(WORK INSTRUCTION): The string "date" may appear in lines of the listing. Report each line where it does.

(DATASET ENTRIES):
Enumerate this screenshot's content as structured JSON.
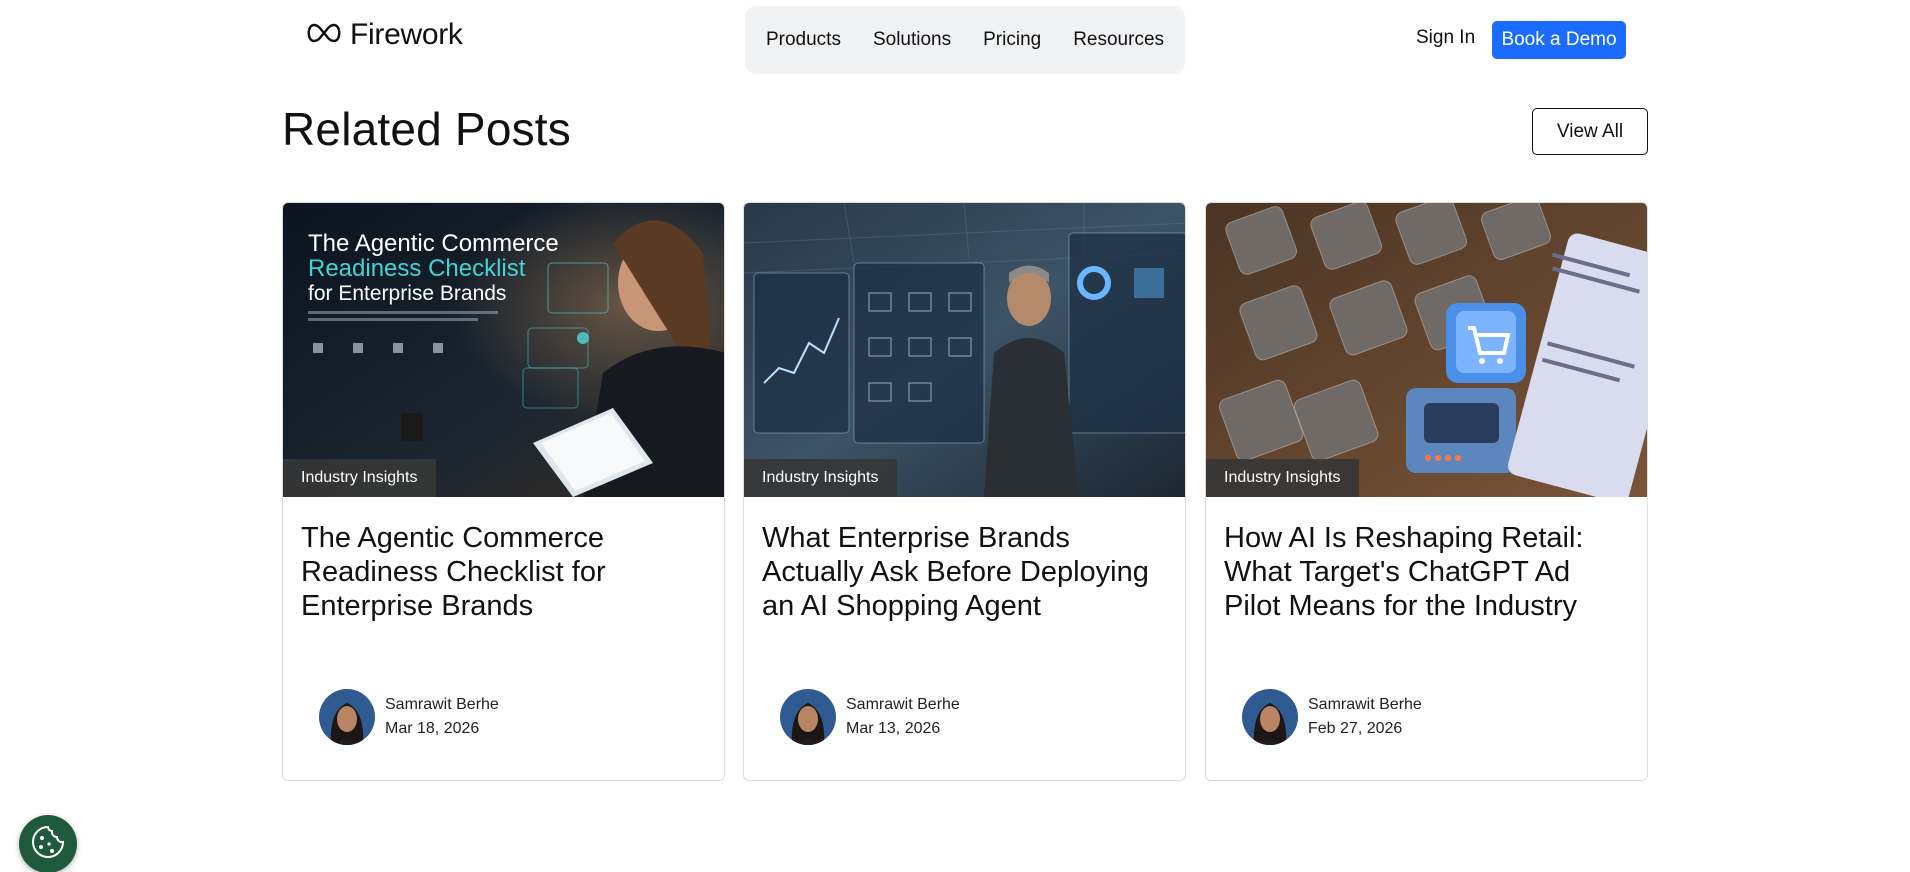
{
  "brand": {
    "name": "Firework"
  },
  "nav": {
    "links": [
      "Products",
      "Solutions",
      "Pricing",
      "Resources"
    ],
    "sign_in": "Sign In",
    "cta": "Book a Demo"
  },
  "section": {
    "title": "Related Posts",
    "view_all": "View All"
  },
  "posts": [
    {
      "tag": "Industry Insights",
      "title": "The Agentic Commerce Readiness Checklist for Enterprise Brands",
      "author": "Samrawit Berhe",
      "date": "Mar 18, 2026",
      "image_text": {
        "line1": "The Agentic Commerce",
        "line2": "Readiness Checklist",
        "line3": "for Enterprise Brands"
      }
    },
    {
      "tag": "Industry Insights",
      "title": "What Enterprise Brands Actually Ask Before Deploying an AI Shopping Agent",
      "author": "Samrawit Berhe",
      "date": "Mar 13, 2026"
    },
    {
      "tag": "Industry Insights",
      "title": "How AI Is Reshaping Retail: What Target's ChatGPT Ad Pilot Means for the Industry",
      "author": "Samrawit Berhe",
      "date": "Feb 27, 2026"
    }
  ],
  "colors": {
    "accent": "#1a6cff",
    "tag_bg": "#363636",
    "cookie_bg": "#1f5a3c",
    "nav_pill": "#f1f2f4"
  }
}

(SOLUTION FOR THIS PROBLEM):
      "date": "Mar 18, 2026",
      "date": "Mar 13, 2026"
      "date": "Feb 27, 2026"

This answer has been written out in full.